_What to produce_:
Write out the entries exactly, leaving out every picture.

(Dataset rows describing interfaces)
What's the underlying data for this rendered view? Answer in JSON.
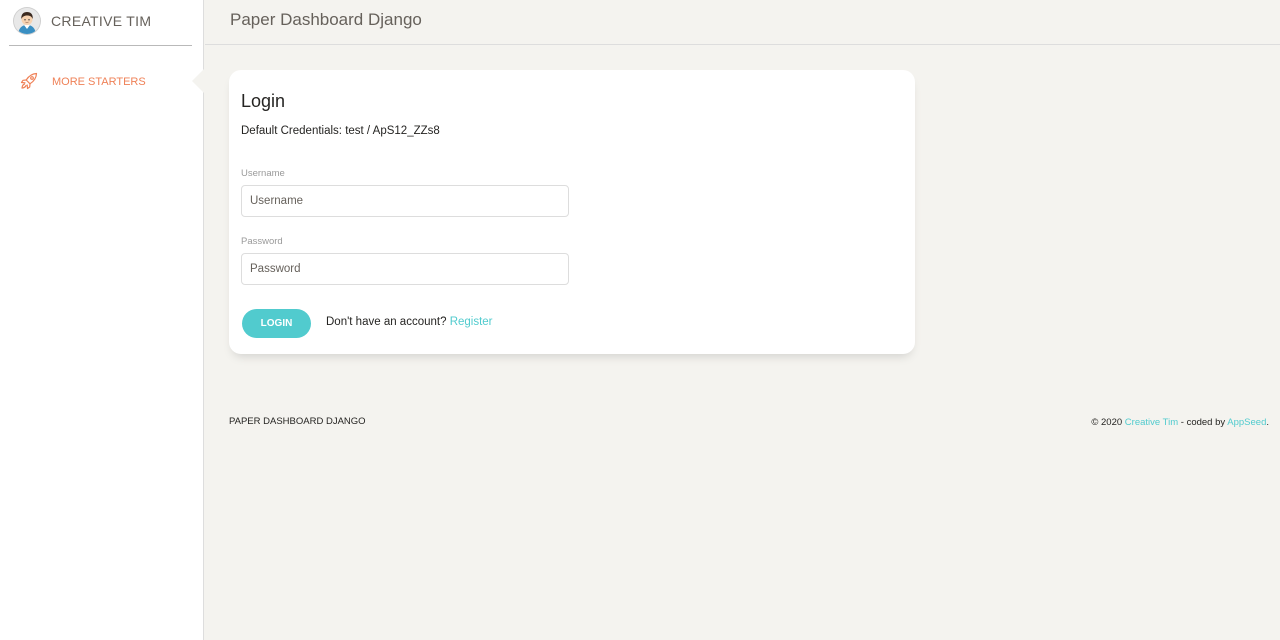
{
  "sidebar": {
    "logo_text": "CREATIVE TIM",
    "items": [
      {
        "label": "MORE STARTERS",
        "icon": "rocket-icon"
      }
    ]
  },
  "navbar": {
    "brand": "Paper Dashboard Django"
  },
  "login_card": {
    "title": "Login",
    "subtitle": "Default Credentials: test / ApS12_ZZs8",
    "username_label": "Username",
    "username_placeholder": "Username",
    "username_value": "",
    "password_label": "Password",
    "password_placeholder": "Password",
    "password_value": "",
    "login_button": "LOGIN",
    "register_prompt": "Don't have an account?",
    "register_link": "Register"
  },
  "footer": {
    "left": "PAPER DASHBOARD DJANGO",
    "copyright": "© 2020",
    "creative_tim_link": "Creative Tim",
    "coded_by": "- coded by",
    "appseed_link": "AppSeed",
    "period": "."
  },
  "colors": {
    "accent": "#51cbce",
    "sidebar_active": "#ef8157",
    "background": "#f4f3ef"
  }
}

_Written reply_:
What's the underlying data for this rendered view? Answer in JSON.
{
  "sidebar": {
    "logo_text": "CREATIVE TIM",
    "items": [
      {
        "label": "MORE STARTERS",
        "icon": "rocket-icon"
      }
    ]
  },
  "navbar": {
    "brand": "Paper Dashboard Django"
  },
  "login_card": {
    "title": "Login",
    "subtitle": "Default Credentials: test / ApS12_ZZs8",
    "username_label": "Username",
    "username_placeholder": "Username",
    "username_value": "",
    "password_label": "Password",
    "password_placeholder": "Password",
    "password_value": "",
    "login_button": "LOGIN",
    "register_prompt": "Don't have an account?",
    "register_link": "Register"
  },
  "footer": {
    "left": "PAPER DASHBOARD DJANGO",
    "copyright": "© 2020",
    "creative_tim_link": "Creative Tim",
    "coded_by": "- coded by",
    "appseed_link": "AppSeed",
    "period": "."
  },
  "colors": {
    "accent": "#51cbce",
    "sidebar_active": "#ef8157",
    "background": "#f4f3ef"
  }
}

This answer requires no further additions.